WASHINGTON ― Jurors in Milwaukee have recommended felony charges against seven employees of a jail where a man died of dehydration after guards caged him without water for a week.
Terrill Thomas died last April, and was one of several inmates to die over a short period of time in the Milwaukee County Jail run by Sheriff David Clarke.
Clarke, a high-profile supporter of President Donald Trump, is reportedly under consideration for a Department of Homeland Security post coordinating with local law enforcement officials, according to Politico. The position would not require Senate confirmation.
Officials in Clarke’s jail allegedly took away Thomas’ access to water after the 38-year-old mentally ill man apparently tried to flood his cell. Other inmates reportedly were ignored when they warned the guards that Thomas needed help. In addition to the seven officials the jury recommended face charges, another official at the jail abruptly resigned over the weekend.
Erik Heipt, an attorney representing Thomas’ family, said such an incident should never happen in an American jail.

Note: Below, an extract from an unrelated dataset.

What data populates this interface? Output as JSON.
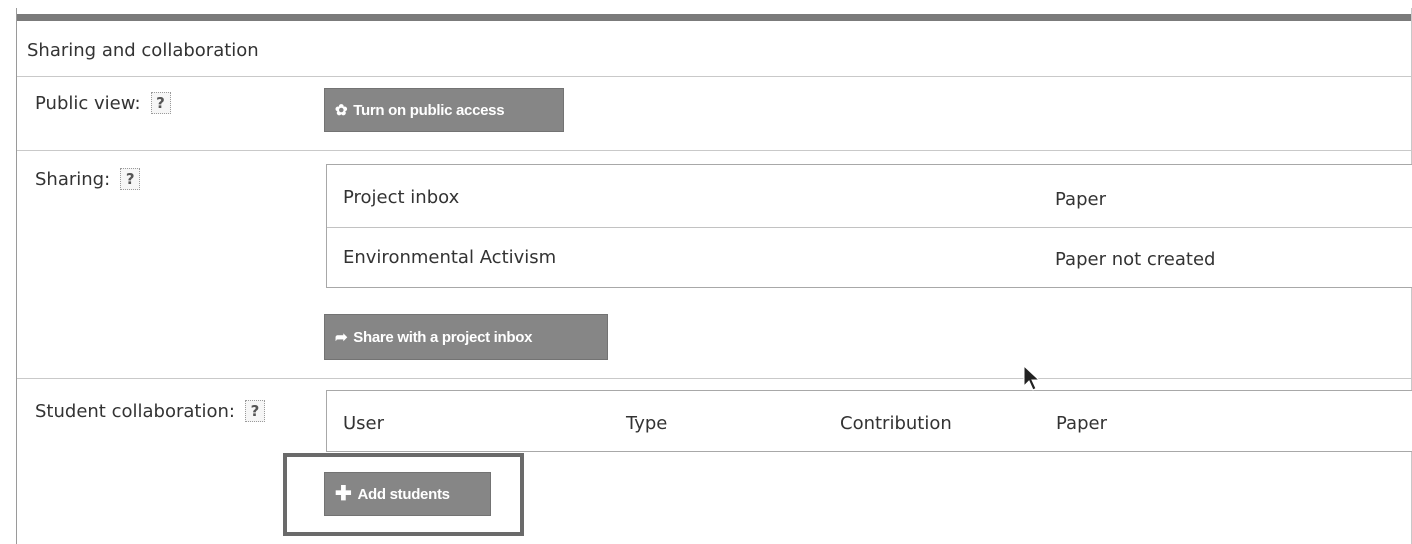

“All too often these cases get swept under the rug,” he said. “Jail officials and corrections officers are rarely held accountable for citizen deaths, even in horrific circumstances. But this case has been different. The jury’s verdict is the first step toward justice.”
Heipt said the jury found probable cause to charge seven members of the staff, including the jail’s commander, the lieutenant who ordered the water to be shut off and the officer who shut it off.
“The Milwaukee County District Attorney’s office will now decide whether to bring felony abuse charges against these seven people and may consider additional charges as well, including obstruction of justice,” Heipt said. “Thus far, the DA has done an outstanding job in presenting and pursuing this case. We are confident that they will continue to do so.”
Thomas’ death was one of hundreds recorded as part of a HuffPost investigation that examined jail deaths across the United States in the year after Sandra Bland died.
Heipt, whose represents the families of many individuals who have died in jail, said this is the first case he’s handled in which criminal charges will be brought forward.
“In 20 years of handling civil rights jail and police death cases, many of which entailed unspeakable atrocities, this is the first in which criminal charges will be brought,” Heipt said. “I hope that this is the first step toward justice, not just in the case of Terrill Thomas, but in other senseless jail death cases as well.”